“These have been difficult times,” she said. She also referred to state structural changes in funding/administering community mental health centers and to the fact that three for-profit companies manage $2 billion of state health insurance.

“We must continue to pester for justice. We live as neighbors to individuals and families dealing with mental illness. We must not let complex structures and political maneuvering make us complacent. If we believe that justice and hope are possible, we must not give up. God does not rest until justice is fulfilled.”

 

During the evening:

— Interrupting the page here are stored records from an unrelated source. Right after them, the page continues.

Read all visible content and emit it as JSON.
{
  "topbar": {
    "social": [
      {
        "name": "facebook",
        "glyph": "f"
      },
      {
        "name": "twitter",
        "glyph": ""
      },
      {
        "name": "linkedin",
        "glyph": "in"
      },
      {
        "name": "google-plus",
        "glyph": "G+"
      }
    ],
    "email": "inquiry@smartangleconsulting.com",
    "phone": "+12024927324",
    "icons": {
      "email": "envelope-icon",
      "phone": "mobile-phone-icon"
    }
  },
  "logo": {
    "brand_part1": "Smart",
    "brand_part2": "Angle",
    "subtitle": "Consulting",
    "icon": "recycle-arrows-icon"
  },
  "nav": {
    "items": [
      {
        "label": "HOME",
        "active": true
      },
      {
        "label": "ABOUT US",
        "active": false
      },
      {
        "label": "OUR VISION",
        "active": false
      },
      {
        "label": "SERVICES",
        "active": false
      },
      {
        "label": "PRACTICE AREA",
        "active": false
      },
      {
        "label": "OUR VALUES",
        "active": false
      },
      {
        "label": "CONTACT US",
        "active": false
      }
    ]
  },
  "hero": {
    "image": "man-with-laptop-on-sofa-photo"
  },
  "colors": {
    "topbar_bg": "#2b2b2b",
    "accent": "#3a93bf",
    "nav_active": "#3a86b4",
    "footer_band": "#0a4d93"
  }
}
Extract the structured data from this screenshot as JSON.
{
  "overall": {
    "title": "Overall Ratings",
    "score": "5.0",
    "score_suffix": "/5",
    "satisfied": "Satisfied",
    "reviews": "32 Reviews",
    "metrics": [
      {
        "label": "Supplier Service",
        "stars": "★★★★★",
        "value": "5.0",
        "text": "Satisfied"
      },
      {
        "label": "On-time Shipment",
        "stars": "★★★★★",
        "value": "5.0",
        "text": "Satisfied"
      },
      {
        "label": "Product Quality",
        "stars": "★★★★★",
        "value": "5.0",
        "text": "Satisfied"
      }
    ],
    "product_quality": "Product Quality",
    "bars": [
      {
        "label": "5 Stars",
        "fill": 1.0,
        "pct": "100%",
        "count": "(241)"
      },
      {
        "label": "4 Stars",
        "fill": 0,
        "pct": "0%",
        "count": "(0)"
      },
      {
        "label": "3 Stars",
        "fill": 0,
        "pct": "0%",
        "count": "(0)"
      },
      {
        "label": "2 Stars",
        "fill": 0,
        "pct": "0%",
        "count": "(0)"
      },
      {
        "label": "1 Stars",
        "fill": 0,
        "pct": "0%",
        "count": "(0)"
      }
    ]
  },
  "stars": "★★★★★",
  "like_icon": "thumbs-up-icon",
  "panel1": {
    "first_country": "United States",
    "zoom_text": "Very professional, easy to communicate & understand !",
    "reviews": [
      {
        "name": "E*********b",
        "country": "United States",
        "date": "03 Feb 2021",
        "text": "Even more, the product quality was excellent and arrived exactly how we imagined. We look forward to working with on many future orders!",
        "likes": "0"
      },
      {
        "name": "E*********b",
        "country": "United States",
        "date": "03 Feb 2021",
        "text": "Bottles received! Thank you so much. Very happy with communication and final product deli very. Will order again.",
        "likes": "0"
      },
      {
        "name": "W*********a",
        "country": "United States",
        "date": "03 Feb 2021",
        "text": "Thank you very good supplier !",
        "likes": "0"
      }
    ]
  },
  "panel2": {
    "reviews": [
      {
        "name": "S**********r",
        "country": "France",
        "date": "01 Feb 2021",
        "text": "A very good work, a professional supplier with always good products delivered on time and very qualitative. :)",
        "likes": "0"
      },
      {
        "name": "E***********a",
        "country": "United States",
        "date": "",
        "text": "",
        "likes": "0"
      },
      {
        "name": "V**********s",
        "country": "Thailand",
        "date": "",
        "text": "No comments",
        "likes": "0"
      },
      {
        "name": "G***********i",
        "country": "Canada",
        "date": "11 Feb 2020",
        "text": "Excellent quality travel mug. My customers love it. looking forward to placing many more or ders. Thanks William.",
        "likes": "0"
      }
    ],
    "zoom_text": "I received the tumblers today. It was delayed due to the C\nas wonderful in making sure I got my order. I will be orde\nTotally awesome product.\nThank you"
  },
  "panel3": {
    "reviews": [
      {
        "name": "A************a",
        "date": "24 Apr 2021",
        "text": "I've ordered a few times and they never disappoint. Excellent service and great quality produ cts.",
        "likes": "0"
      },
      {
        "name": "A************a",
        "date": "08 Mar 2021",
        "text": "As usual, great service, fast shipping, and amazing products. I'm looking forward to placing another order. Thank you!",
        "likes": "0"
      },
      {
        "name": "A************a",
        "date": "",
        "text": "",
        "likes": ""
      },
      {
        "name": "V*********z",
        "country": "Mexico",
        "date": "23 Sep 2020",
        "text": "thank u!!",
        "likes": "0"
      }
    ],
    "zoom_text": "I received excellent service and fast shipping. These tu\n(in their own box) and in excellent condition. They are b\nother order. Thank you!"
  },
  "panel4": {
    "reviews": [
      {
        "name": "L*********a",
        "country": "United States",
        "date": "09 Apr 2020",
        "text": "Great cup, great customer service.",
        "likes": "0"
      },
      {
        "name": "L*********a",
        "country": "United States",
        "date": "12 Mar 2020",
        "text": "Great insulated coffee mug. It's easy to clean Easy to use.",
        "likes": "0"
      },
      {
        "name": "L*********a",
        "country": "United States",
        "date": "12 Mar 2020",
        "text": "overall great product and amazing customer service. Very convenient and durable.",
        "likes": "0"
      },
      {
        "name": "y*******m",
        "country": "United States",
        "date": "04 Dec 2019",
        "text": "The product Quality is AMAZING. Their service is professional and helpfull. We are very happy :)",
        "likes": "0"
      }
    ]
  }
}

  • Board of Directors Chair Randy Pankratz gave the welcome.
  • Amy Hammer was named recipient of the Justina D. Neufeld Scholarship for 2015. Hammer is a licensed social worker at Prairie View.
  • Rick Stiffney, president of Mennonite Health Services, offered greetings.

Jessie Kaye, president and CEO, announced new initiatives for two existing endowments, the Ediger Memorial Endowment, which honors the late Elmer Ediger and Tina Block Ediger, and the Merrill and Boots Raber Education Endowment. Both endowments will be used to support projects that continue Prairie View’s history of innovative, compassionate and competent treatment for mental and behavioral wellness.

Jessie Kaye (right) visits with guests prior to the Donor Dinner.

To donate to one of these funds as they support Prairie View’s mission to transform lives, see prairieview.org or send a check to Advancement Office, Prairie View, Inc., PO Box 467, Newton KS 67114.